On Air Now

Current Show

Coast to Coast AM   12:00 AM - 5:00 AM

Call Coast to Coast now at 1-800-825-5033

Show Info »

Upcoming Shows

Program Schedule »

Listen

Listen Live Now » 590 AM Kalamazoo, MI

Weather

Current Conditions(Kalamazoo,MI 49001)

More Weather »
60° Feels Like: 60°
Wind: N 0 mph Past 24 hrs - Precip: 0.09”
Current Radar for Zip

Today

Partly Cloudy 80°

Tonight

Mostly Clear 56°

Tomorrow

Mostly Cloudy 77°

Alerts

Rebels attack last Gaddafi Western Mountain stronghold

By Michael Georgy

HAWAMID, Libya (Reuters) - Rebels have encircled Muammar Gaddafi's last stronghold in Libya's Western Mountains region and hope to seize it soon, a commander said on Saturday.

Rebel tanks fired at Tiji, where an estimated 500 government troops are stationed, and the blasts could be heard from nearby Hawamid, a town 200 km (125 miles) southwest of Tripoli. Hawamid was captured on Thursday in a new anti-Gaddafi offensive.

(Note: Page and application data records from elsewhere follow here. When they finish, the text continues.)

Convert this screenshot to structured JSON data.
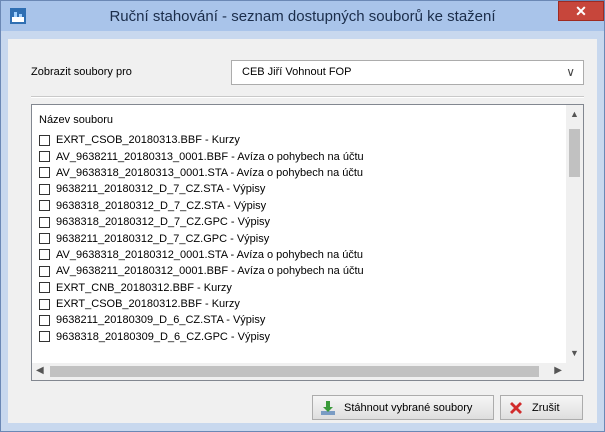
{
  "window": {
    "title": "Ruční stahování - seznam dostupných souborů ke stažení",
    "close_glyph": "✕"
  },
  "filter": {
    "label": "Zobrazit soubory pro",
    "selected": "CEB Jiří Vohnout FOP"
  },
  "list": {
    "header": "Název souboru",
    "items": [
      "EXRT_CSOB_20180313.BBF - Kurzy",
      "AV_9638211_20180313_0001.BBF - Avíza o pohybech na účtu",
      "AV_9638318_20180313_0001.STA - Avíza o pohybech na účtu",
      "9638211_20180312_D_7_CZ.STA - Výpisy",
      "9638318_20180312_D_7_CZ.STA - Výpisy",
      "9638318_20180312_D_7_CZ.GPC - Výpisy",
      "9638211_20180312_D_7_CZ.GPC - Výpisy",
      "AV_9638318_20180312_0001.STA - Avíza o pohybech na účtu",
      "AV_9638211_20180312_0001.BBF - Avíza o pohybech na účtu",
      "EXRT_CNB_20180312.BBF - Kurzy",
      "EXRT_CSOB_20180312.BBF - Kurzy",
      "9638211_20180309_D_6_CZ.STA - Výpisy",
      "9638318_20180309_D_6_CZ.GPC - Výpisy"
    ]
  },
  "buttons": {
    "download": "Stáhnout vybrané soubory",
    "close": "Zrušit"
  },
  "icons": {
    "app": "app-icon",
    "download": "download-icon",
    "cancel": "red-x-icon"
  },
  "colors": {
    "titlebar": "#a9c4ea",
    "close_button": "#c7463b",
    "cancel_x": "#d12b2b",
    "download_arrow": "#3a9a3a"
  }
}
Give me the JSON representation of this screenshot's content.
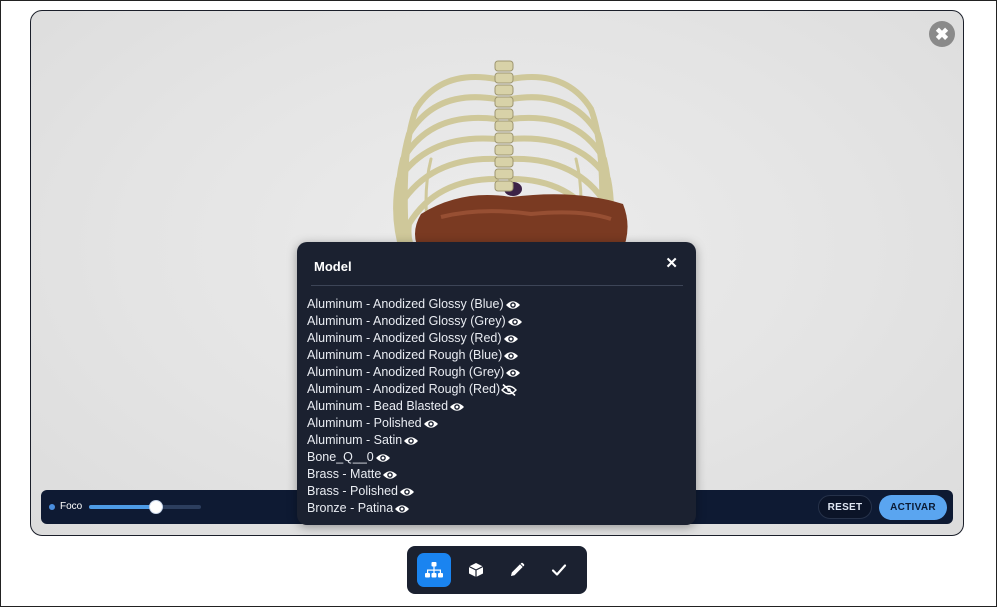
{
  "viewer": {
    "close_icon": "close-icon",
    "controls": {
      "focus_label": "Foco",
      "focus_value": 0.6,
      "reset_label": "RESET",
      "activate_label": "ACTIVAR"
    }
  },
  "panel": {
    "title": "Model",
    "close_symbol": "✕",
    "materials": [
      {
        "label": "Aluminum - Anodized Glossy (Blue)",
        "visible": true
      },
      {
        "label": "Aluminum - Anodized Glossy (Grey)",
        "visible": true
      },
      {
        "label": "Aluminum - Anodized Glossy (Red)",
        "visible": true
      },
      {
        "label": "Aluminum - Anodized Rough (Blue)",
        "visible": true
      },
      {
        "label": "Aluminum - Anodized Rough (Grey)",
        "visible": true
      },
      {
        "label": "Aluminum - Anodized Rough (Red)",
        "visible": false
      },
      {
        "label": "Aluminum - Bead Blasted",
        "visible": true
      },
      {
        "label": "Aluminum - Polished",
        "visible": true
      },
      {
        "label": "Aluminum - Satin",
        "visible": true
      },
      {
        "label": "Bone_Q__0",
        "visible": true
      },
      {
        "label": "Brass - Matte",
        "visible": true
      },
      {
        "label": "Brass - Polished",
        "visible": true
      },
      {
        "label": "Bronze - Patina",
        "visible": true
      }
    ]
  },
  "toolbar": {
    "tools": [
      {
        "icon": "hierarchy-icon",
        "active": true
      },
      {
        "icon": "cube-icon",
        "active": false
      },
      {
        "icon": "pencil-icon",
        "active": false
      },
      {
        "icon": "check-icon",
        "active": false
      }
    ]
  },
  "colors": {
    "accent": "#1a84f0",
    "panel_bg": "#1b2130",
    "controls_bg": "#0e1a33",
    "activate_bg": "#5aa5f0"
  }
}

"We have Tiji surrounded and we hope to take it by the end of the day," rebel commander Nasir al Hamdi, a former colonel in Gaddafi's police force, told Reuters as gunfire crackled in the distance and he surveyed a battleground scattered with tank shell casings and anti-aircraft bullets.

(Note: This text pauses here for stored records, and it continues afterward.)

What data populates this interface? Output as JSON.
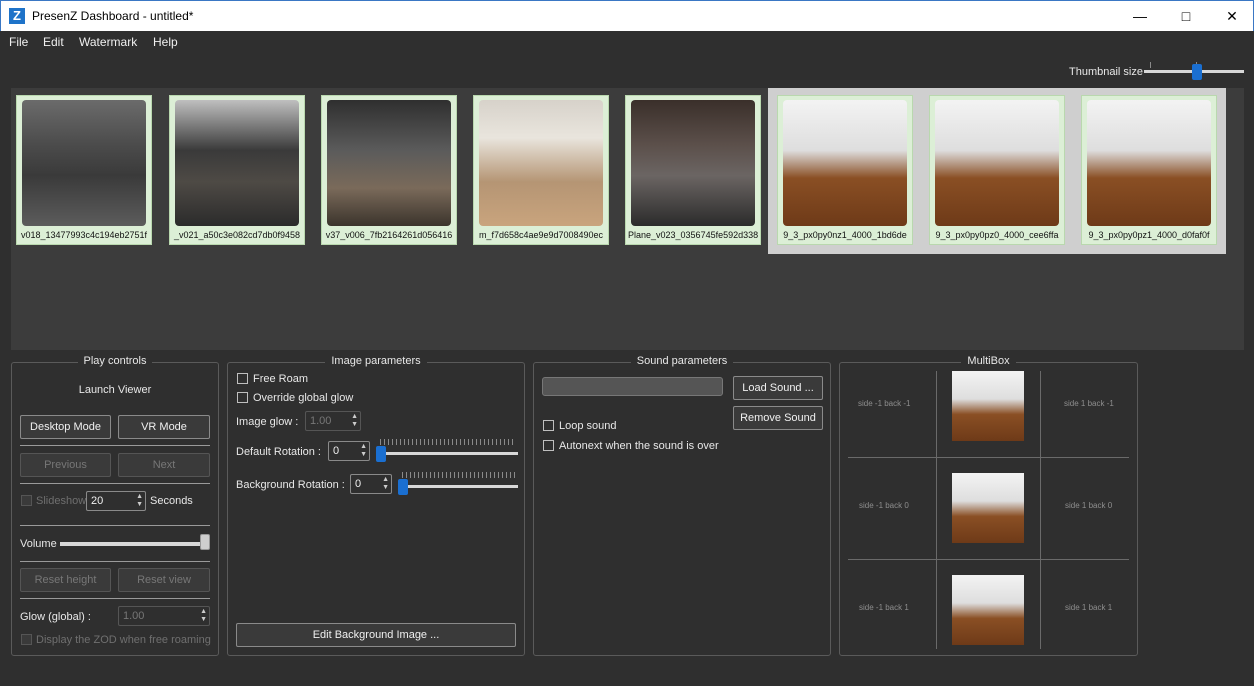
{
  "window": {
    "title": "PresenZ Dashboard - untitled*",
    "app_icon_letter": "Z"
  },
  "menu": [
    "File",
    "Edit",
    "Watermark",
    "Help"
  ],
  "thumbnail_size": {
    "label": "Thumbnail size",
    "value": 0.53
  },
  "gallery": {
    "thumbnails": [
      {
        "caption": "v018_13477993c4c194eb2751f",
        "image": "room-a",
        "selected": false
      },
      {
        "caption": "_v021_a50c3e082cd7db0f9458",
        "image": "room-b",
        "selected": false
      },
      {
        "caption": "v37_v006_7fb2164261d056416",
        "image": "room-c",
        "selected": false
      },
      {
        "caption": "m_f7d658c4ae9e9d7008490ec",
        "image": "room-d",
        "selected": false
      },
      {
        "caption": "Plane_v023_0356745fe592d338",
        "image": "room-e",
        "selected": false
      },
      {
        "caption": "9_3_px0py0nz1_4000_1bd6de",
        "image": "room-f",
        "selected": true
      },
      {
        "caption": "9_3_px0py0pz0_4000_cee6ffa",
        "image": "room-f",
        "selected": true
      },
      {
        "caption": "9_3_px0py0pz1_4000_d0faf0f",
        "image": "room-f",
        "selected": true
      }
    ]
  },
  "play_controls": {
    "title": "Play controls",
    "launch_viewer": "Launch Viewer",
    "desktop_mode": "Desktop Mode",
    "vr_mode": "VR Mode",
    "previous": "Previous",
    "next": "Next",
    "slideshow": "Slideshow",
    "slideshow_seconds_value": "20",
    "seconds": "Seconds",
    "volume": "Volume",
    "volume_value": 1.0,
    "reset_height": "Reset height",
    "reset_view": "Reset view",
    "glow_global": "Glow (global) :",
    "glow_global_value": "1.00",
    "display_zod": "Display the ZOD when free roaming"
  },
  "image_parameters": {
    "title": "Image parameters",
    "free_roam": "Free Roam",
    "override_global_glow": "Override global glow",
    "image_glow": "Image glow :",
    "image_glow_value": "1.00",
    "default_rotation": "Default Rotation :",
    "default_rotation_value": "0",
    "background_rotation": "Background Rotation :",
    "background_rotation_value": "0",
    "edit_background": "Edit Background Image ..."
  },
  "sound_parameters": {
    "title": "Sound parameters",
    "load_sound": "Load Sound ...",
    "remove_sound": "Remove Sound",
    "loop_sound": "Loop sound",
    "autonext": "Autonext when the sound is over"
  },
  "multibox": {
    "title": "MultiBox",
    "labels": [
      "side -1 back -1",
      "side 1 back -1",
      "side -1 back 0",
      "side 1 back 0",
      "side -1 back 1",
      "side 1 back 1"
    ]
  }
}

Despite inferior firepower and little experience, rebels this week took several towns and villages where government forces had been dug in along plains below the Western Mountains.

Soldiers captured in the offensive told Reuters the army had lost the will to fight and predicted that Gaddafi, who is also facing insurgents in the east of the oil-producing North African state, could fall in coming months, or even weeks.

Control of Tiji would give the rebels a strategic and psychological boost. It could make it easier for the insurgents, who hold a chain of towns stretching more than 200 km across a bleak mountain plateau from the Tunisian border, to gain access to an important highway leading to Tripoli.

Insurgents in the Western Mountains, who have been bitterly divided along ethnic lines, seemed to have improved coordination enough to work together in large numbers.

In the assault on Hawamid, for instance, hundreds of rebels in pickup trucks backed by three tanks sped down mountain roads toward the town and cut it off from government troops in other areas.

"It was very quick," explained Hamdi, standing on a dirt fortification where he said hundreds of government soldiers and militiamen had taken up positions.

Comments